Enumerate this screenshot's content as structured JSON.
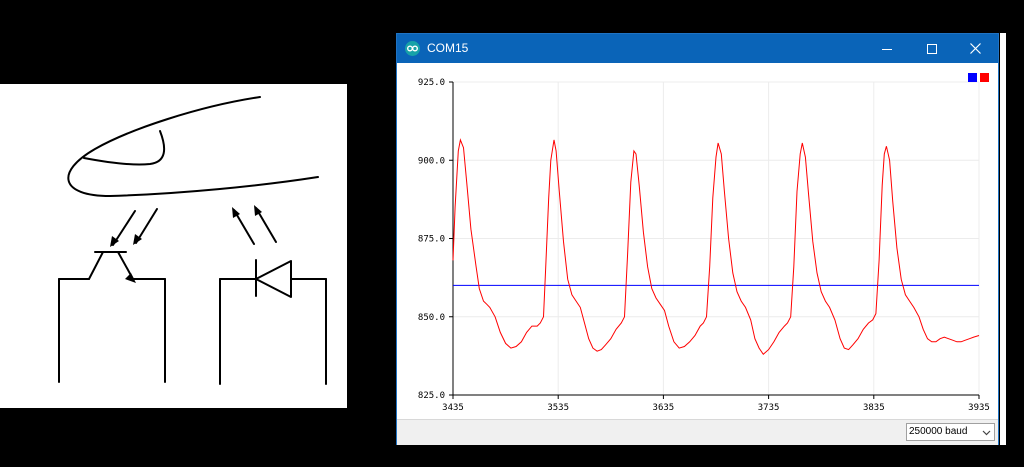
{
  "window": {
    "title": "COM15"
  },
  "icons": {
    "app": "arduino-icon",
    "minimize": "minimize-icon",
    "maximize": "maximize-icon",
    "close": "close-icon",
    "dropdown": "chevron-down-icon"
  },
  "statusbar": {
    "baud": "250000 baud"
  },
  "chart_data": {
    "type": "line",
    "xlim": [
      3435,
      3935
    ],
    "ylim": [
      825.0,
      925.0
    ],
    "x_ticks": [
      3435,
      3535,
      3635,
      3735,
      3835,
      3935
    ],
    "y_ticks": [
      "825.0",
      "850.0",
      "875.0",
      "900.0",
      "925.0"
    ],
    "grid": true,
    "legend": "top-right",
    "series": [
      {
        "color": "#0000ff",
        "values": [
          [
            3435,
            860
          ],
          [
            3935,
            860
          ]
        ]
      },
      {
        "color": "#ff0000",
        "values": [
          [
            3435,
            868
          ],
          [
            3437,
            885
          ],
          [
            3440,
            903
          ],
          [
            3442,
            906.5
          ],
          [
            3445,
            904
          ],
          [
            3448,
            893
          ],
          [
            3452,
            878
          ],
          [
            3457,
            866
          ],
          [
            3460,
            859
          ],
          [
            3464,
            855
          ],
          [
            3467,
            854
          ],
          [
            3470,
            853
          ],
          [
            3475,
            850
          ],
          [
            3480,
            845
          ],
          [
            3485,
            841.5
          ],
          [
            3490,
            840
          ],
          [
            3495,
            840.5
          ],
          [
            3500,
            842
          ],
          [
            3505,
            845
          ],
          [
            3510,
            847
          ],
          [
            3515,
            847
          ],
          [
            3518,
            848
          ],
          [
            3521,
            850
          ],
          [
            3523,
            865
          ],
          [
            3526,
            888
          ],
          [
            3528,
            900
          ],
          [
            3531,
            906.5
          ],
          [
            3533,
            903
          ],
          [
            3536,
            890
          ],
          [
            3540,
            874
          ],
          [
            3544,
            862
          ],
          [
            3548,
            857
          ],
          [
            3552,
            855
          ],
          [
            3556,
            853
          ],
          [
            3560,
            848
          ],
          [
            3564,
            843
          ],
          [
            3568,
            840
          ],
          [
            3572,
            839
          ],
          [
            3576,
            839.5
          ],
          [
            3580,
            841
          ],
          [
            3585,
            843
          ],
          [
            3590,
            846
          ],
          [
            3595,
            848
          ],
          [
            3598,
            850
          ],
          [
            3601,
            870
          ],
          [
            3604,
            893
          ],
          [
            3607,
            903
          ],
          [
            3609,
            902
          ],
          [
            3612,
            892
          ],
          [
            3616,
            877
          ],
          [
            3620,
            866
          ],
          [
            3624,
            859
          ],
          [
            3628,
            856
          ],
          [
            3632,
            854
          ],
          [
            3636,
            852
          ],
          [
            3640,
            847
          ],
          [
            3645,
            842
          ],
          [
            3650,
            840
          ],
          [
            3655,
            840.5
          ],
          [
            3660,
            842
          ],
          [
            3665,
            844
          ],
          [
            3670,
            847
          ],
          [
            3673,
            848
          ],
          [
            3676,
            850
          ],
          [
            3679,
            866
          ],
          [
            3682,
            888
          ],
          [
            3685,
            901
          ],
          [
            3687,
            905.5
          ],
          [
            3690,
            902
          ],
          [
            3693,
            890
          ],
          [
            3697,
            875
          ],
          [
            3701,
            864
          ],
          [
            3705,
            858
          ],
          [
            3709,
            855
          ],
          [
            3713,
            853
          ],
          [
            3718,
            849
          ],
          [
            3722,
            843
          ],
          [
            3726,
            840
          ],
          [
            3730,
            838
          ],
          [
            3735,
            839.5
          ],
          [
            3740,
            842
          ],
          [
            3745,
            845
          ],
          [
            3750,
            847
          ],
          [
            3753,
            848
          ],
          [
            3756,
            850
          ],
          [
            3759,
            866
          ],
          [
            3762,
            890
          ],
          [
            3765,
            902
          ],
          [
            3767,
            905.5
          ],
          [
            3770,
            901
          ],
          [
            3773,
            889
          ],
          [
            3777,
            874
          ],
          [
            3781,
            864
          ],
          [
            3785,
            858
          ],
          [
            3789,
            855
          ],
          [
            3793,
            853
          ],
          [
            3798,
            849
          ],
          [
            3803,
            843
          ],
          [
            3807,
            840
          ],
          [
            3811,
            839.5
          ],
          [
            3815,
            841
          ],
          [
            3820,
            843
          ],
          [
            3825,
            846
          ],
          [
            3830,
            848
          ],
          [
            3834,
            849
          ],
          [
            3837,
            851
          ],
          [
            3840,
            868
          ],
          [
            3843,
            892
          ],
          [
            3845,
            902
          ],
          [
            3847,
            904.5
          ],
          [
            3850,
            900
          ],
          [
            3853,
            887
          ],
          [
            3857,
            872
          ],
          [
            3861,
            862
          ],
          [
            3865,
            857
          ],
          [
            3869,
            855
          ],
          [
            3873,
            853
          ],
          [
            3878,
            850
          ],
          [
            3882,
            846
          ],
          [
            3886,
            843
          ],
          [
            3890,
            842
          ],
          [
            3894,
            842
          ],
          [
            3898,
            843
          ],
          [
            3902,
            843.5
          ],
          [
            3906,
            843
          ],
          [
            3910,
            842.5
          ],
          [
            3914,
            842
          ],
          [
            3918,
            842
          ],
          [
            3922,
            842.5
          ],
          [
            3926,
            843
          ],
          [
            3930,
            843.5
          ],
          [
            3935,
            844
          ]
        ]
      }
    ]
  }
}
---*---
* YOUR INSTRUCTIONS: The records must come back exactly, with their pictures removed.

* RESULT OF THE EXERCISE:
Enumerate this screenshot's content as structured JSON.
{
  "window": {
    "title": "COM15"
  },
  "icons": {
    "app": "arduino-icon",
    "minimize": "minimize-icon",
    "maximize": "maximize-icon",
    "close": "close-icon",
    "dropdown": "chevron-down-icon"
  },
  "statusbar": {
    "baud": "250000 baud"
  },
  "chart_data": {
    "type": "line",
    "xlim": [
      3435,
      3935
    ],
    "ylim": [
      825.0,
      925.0
    ],
    "x_ticks": [
      3435,
      3535,
      3635,
      3735,
      3835,
      3935
    ],
    "y_ticks": [
      "825.0",
      "850.0",
      "875.0",
      "900.0",
      "925.0"
    ],
    "grid": true,
    "legend": "top-right",
    "series": [
      {
        "color": "#0000ff",
        "values": [
          [
            3435,
            860
          ],
          [
            3935,
            860
          ]
        ]
      },
      {
        "color": "#ff0000",
        "values": [
          [
            3435,
            868
          ],
          [
            3437,
            885
          ],
          [
            3440,
            903
          ],
          [
            3442,
            906.5
          ],
          [
            3445,
            904
          ],
          [
            3448,
            893
          ],
          [
            3452,
            878
          ],
          [
            3457,
            866
          ],
          [
            3460,
            859
          ],
          [
            3464,
            855
          ],
          [
            3467,
            854
          ],
          [
            3470,
            853
          ],
          [
            3475,
            850
          ],
          [
            3480,
            845
          ],
          [
            3485,
            841.5
          ],
          [
            3490,
            840
          ],
          [
            3495,
            840.5
          ],
          [
            3500,
            842
          ],
          [
            3505,
            845
          ],
          [
            3510,
            847
          ],
          [
            3515,
            847
          ],
          [
            3518,
            848
          ],
          [
            3521,
            850
          ],
          [
            3523,
            865
          ],
          [
            3526,
            888
          ],
          [
            3528,
            900
          ],
          [
            3531,
            906.5
          ],
          [
            3533,
            903
          ],
          [
            3536,
            890
          ],
          [
            3540,
            874
          ],
          [
            3544,
            862
          ],
          [
            3548,
            857
          ],
          [
            3552,
            855
          ],
          [
            3556,
            853
          ],
          [
            3560,
            848
          ],
          [
            3564,
            843
          ],
          [
            3568,
            840
          ],
          [
            3572,
            839
          ],
          [
            3576,
            839.5
          ],
          [
            3580,
            841
          ],
          [
            3585,
            843
          ],
          [
            3590,
            846
          ],
          [
            3595,
            848
          ],
          [
            3598,
            850
          ],
          [
            3601,
            870
          ],
          [
            3604,
            893
          ],
          [
            3607,
            903
          ],
          [
            3609,
            902
          ],
          [
            3612,
            892
          ],
          [
            3616,
            877
          ],
          [
            3620,
            866
          ],
          [
            3624,
            859
          ],
          [
            3628,
            856
          ],
          [
            3632,
            854
          ],
          [
            3636,
            852
          ],
          [
            3640,
            847
          ],
          [
            3645,
            842
          ],
          [
            3650,
            840
          ],
          [
            3655,
            840.5
          ],
          [
            3660,
            842
          ],
          [
            3665,
            844
          ],
          [
            3670,
            847
          ],
          [
            3673,
            848
          ],
          [
            3676,
            850
          ],
          [
            3679,
            866
          ],
          [
            3682,
            888
          ],
          [
            3685,
            901
          ],
          [
            3687,
            905.5
          ],
          [
            3690,
            902
          ],
          [
            3693,
            890
          ],
          [
            3697,
            875
          ],
          [
            3701,
            864
          ],
          [
            3705,
            858
          ],
          [
            3709,
            855
          ],
          [
            3713,
            853
          ],
          [
            3718,
            849
          ],
          [
            3722,
            843
          ],
          [
            3726,
            840
          ],
          [
            3730,
            838
          ],
          [
            3735,
            839.5
          ],
          [
            3740,
            842
          ],
          [
            3745,
            845
          ],
          [
            3750,
            847
          ],
          [
            3753,
            848
          ],
          [
            3756,
            850
          ],
          [
            3759,
            866
          ],
          [
            3762,
            890
          ],
          [
            3765,
            902
          ],
          [
            3767,
            905.5
          ],
          [
            3770,
            901
          ],
          [
            3773,
            889
          ],
          [
            3777,
            874
          ],
          [
            3781,
            864
          ],
          [
            3785,
            858
          ],
          [
            3789,
            855
          ],
          [
            3793,
            853
          ],
          [
            3798,
            849
          ],
          [
            3803,
            843
          ],
          [
            3807,
            840
          ],
          [
            3811,
            839.5
          ],
          [
            3815,
            841
          ],
          [
            3820,
            843
          ],
          [
            3825,
            846
          ],
          [
            3830,
            848
          ],
          [
            3834,
            849
          ],
          [
            3837,
            851
          ],
          [
            3840,
            868
          ],
          [
            3843,
            892
          ],
          [
            3845,
            902
          ],
          [
            3847,
            904.5
          ],
          [
            3850,
            900
          ],
          [
            3853,
            887
          ],
          [
            3857,
            872
          ],
          [
            3861,
            862
          ],
          [
            3865,
            857
          ],
          [
            3869,
            855
          ],
          [
            3873,
            853
          ],
          [
            3878,
            850
          ],
          [
            3882,
            846
          ],
          [
            3886,
            843
          ],
          [
            3890,
            842
          ],
          [
            3894,
            842
          ],
          [
            3898,
            843
          ],
          [
            3902,
            843.5
          ],
          [
            3906,
            843
          ],
          [
            3910,
            842.5
          ],
          [
            3914,
            842
          ],
          [
            3918,
            842
          ],
          [
            3922,
            842.5
          ],
          [
            3926,
            843
          ],
          [
            3930,
            843.5
          ],
          [
            3935,
            844
          ]
        ]
      }
    ]
  }
}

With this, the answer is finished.